■ TASK DIRECTIONS:
When a line of the records below contains the string "りゅうジャシェン", copy that whole line.

■ MATERIAL SHOWN:
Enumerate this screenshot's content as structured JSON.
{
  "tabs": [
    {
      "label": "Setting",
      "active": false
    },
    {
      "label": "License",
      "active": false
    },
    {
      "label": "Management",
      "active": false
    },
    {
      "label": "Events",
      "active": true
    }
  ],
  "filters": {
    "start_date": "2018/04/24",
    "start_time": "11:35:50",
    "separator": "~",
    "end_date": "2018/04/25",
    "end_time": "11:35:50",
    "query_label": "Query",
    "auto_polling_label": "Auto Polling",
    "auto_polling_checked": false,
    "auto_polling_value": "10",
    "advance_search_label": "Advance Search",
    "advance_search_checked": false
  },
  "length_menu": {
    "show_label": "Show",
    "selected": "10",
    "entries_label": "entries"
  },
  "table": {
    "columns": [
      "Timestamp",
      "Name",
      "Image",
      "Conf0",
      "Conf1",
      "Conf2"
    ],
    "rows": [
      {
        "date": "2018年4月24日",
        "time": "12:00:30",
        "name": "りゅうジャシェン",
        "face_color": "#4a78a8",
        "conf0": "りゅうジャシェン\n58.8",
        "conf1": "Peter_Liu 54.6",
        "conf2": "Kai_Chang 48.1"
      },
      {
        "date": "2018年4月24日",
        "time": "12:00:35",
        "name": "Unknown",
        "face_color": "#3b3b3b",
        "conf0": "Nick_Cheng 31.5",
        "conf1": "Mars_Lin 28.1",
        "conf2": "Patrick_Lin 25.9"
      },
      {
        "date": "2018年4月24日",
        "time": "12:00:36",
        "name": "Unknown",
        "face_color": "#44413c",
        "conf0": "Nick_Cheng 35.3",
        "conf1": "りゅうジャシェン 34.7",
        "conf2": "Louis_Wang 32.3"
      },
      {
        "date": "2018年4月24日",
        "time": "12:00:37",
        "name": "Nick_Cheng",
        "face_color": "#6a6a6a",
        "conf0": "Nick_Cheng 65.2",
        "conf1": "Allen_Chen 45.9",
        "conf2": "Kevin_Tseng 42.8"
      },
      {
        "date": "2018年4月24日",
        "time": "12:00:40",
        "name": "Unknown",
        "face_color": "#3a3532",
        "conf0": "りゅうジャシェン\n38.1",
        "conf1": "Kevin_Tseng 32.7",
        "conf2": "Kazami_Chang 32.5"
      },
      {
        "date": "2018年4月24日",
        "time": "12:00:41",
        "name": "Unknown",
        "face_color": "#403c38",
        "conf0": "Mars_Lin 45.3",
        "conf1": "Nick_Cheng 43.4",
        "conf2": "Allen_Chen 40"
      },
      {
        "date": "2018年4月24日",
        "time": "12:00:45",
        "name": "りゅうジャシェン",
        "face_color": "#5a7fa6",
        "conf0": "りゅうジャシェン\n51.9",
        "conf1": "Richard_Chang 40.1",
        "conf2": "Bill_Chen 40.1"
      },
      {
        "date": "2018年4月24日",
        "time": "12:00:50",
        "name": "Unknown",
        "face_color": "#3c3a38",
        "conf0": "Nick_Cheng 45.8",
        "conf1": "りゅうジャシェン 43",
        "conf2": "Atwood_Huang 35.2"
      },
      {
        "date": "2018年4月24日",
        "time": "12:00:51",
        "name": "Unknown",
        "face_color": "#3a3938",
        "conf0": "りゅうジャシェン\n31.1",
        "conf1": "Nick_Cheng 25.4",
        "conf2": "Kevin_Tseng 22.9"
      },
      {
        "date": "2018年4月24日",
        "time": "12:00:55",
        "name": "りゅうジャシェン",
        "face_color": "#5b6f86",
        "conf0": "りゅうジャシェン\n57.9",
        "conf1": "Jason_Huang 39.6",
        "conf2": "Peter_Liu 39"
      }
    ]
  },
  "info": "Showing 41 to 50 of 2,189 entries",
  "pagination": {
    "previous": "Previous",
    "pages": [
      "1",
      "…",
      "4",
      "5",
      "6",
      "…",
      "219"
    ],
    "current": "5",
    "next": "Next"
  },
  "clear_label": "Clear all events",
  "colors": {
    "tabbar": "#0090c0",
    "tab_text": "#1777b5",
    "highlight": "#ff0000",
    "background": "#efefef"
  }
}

■ REPLY:
        "name": "りゅうジャシェン",
        "conf0": "りゅうジャシェン\n58.8",
        "conf1": "りゅうジャシェン 34.7",
        "conf0": "りゅうジャシェン\n38.1",
        "name": "りゅうジャシェン",
        "conf0": "りゅうジャシェン\n51.9",
        "conf1": "りゅうジャシェン 43",
        "conf0": "りゅうジャシェン\n31.1",
        "name": "りゅうジャシェン",
        "conf0": "りゅうジャシェン\n57.9",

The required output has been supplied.